■ **About this exercise**
Give back every line of the material exactly, as it appears below.

(The data begins)

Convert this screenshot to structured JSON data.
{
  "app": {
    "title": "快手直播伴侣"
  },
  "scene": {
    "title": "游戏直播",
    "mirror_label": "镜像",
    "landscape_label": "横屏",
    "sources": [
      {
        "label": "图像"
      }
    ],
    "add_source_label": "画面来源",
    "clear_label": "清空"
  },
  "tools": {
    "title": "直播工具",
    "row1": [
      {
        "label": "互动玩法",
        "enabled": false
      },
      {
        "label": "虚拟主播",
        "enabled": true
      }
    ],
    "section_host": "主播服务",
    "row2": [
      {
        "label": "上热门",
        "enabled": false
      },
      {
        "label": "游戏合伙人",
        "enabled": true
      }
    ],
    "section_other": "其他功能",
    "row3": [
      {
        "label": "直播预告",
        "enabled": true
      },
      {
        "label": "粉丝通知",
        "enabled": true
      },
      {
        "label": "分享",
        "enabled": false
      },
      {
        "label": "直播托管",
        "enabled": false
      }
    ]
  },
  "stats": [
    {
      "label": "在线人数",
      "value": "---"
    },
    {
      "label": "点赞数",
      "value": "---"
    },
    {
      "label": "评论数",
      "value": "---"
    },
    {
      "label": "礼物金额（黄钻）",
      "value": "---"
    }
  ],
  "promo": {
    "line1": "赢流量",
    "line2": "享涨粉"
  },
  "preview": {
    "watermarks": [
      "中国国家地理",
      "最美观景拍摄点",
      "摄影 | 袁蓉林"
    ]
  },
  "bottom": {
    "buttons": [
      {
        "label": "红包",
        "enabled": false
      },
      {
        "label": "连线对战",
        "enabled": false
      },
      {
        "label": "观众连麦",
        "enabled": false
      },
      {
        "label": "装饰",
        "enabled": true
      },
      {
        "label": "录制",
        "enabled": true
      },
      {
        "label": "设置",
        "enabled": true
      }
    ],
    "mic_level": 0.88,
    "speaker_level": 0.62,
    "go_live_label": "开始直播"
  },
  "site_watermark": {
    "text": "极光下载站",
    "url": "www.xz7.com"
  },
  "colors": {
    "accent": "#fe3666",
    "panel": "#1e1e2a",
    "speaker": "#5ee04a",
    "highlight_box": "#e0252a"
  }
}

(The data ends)

■ **Your solution**
Convert this screenshot to structured JSON data.
{
  "app": {
    "title": "快手直播伴侣"
  },
  "scene": {
    "title": "游戏直播",
    "mirror_label": "镜像",
    "landscape_label": "横屏",
    "sources": [
      {
        "label": "图像"
      }
    ],
    "add_source_label": "画面来源",
    "clear_label": "清空"
  },
  "tools": {
    "title": "直播工具",
    "row1": [
      {
        "label": "互动玩法",
        "enabled": false
      },
      {
        "label": "虚拟主播",
        "enabled": true
      }
    ],
    "section_host": "主播服务",
    "row2": [
      {
        "label": "上热门",
        "enabled": false
      },
      {
        "label": "游戏合伙人",
        "enabled": true
      }
    ],
    "section_other": "其他功能",
    "row3": [
      {
        "label": "直播预告",
        "enabled": true
      },
      {
        "label": "粉丝通知",
        "enabled": true
      },
      {
        "label": "分享",
        "enabled": false
      },
      {
        "label": "直播托管",
        "enabled": false
      }
    ]
  },
  "stats": [
    {
      "label": "在线人数",
      "value": "---"
    },
    {
      "label": "点赞数",
      "value": "---"
    },
    {
      "label": "评论数",
      "value": "---"
    },
    {
      "label": "礼物金额（黄钻）",
      "value": "---"
    }
  ],
  "promo": {
    "line1": "赢流量",
    "line2": "享涨粉"
  },
  "preview": {
    "watermarks": [
      "中国国家地理",
      "最美观景拍摄点",
      "摄影 | 袁蓉林"
    ]
  },
  "bottom": {
    "buttons": [
      {
        "label": "红包",
        "enabled": false
      },
      {
        "label": "连线对战",
        "enabled": false
      },
      {
        "label": "观众连麦",
        "enabled": false
      },
      {
        "label": "装饰",
        "enabled": true
      },
      {
        "label": "录制",
        "enabled": true
      },
      {
        "label": "设置",
        "enabled": true
      }
    ],
    "mic_level": 0.88,
    "speaker_level": 0.62,
    "go_live_label": "开始直播"
  },
  "site_watermark": {
    "text": "极光下载站",
    "url": "www.xz7.com"
  },
  "colors": {
    "accent": "#fe3666",
    "panel": "#1e1e2a",
    "speaker": "#5ee04a",
    "highlight_box": "#e0252a"
  }
}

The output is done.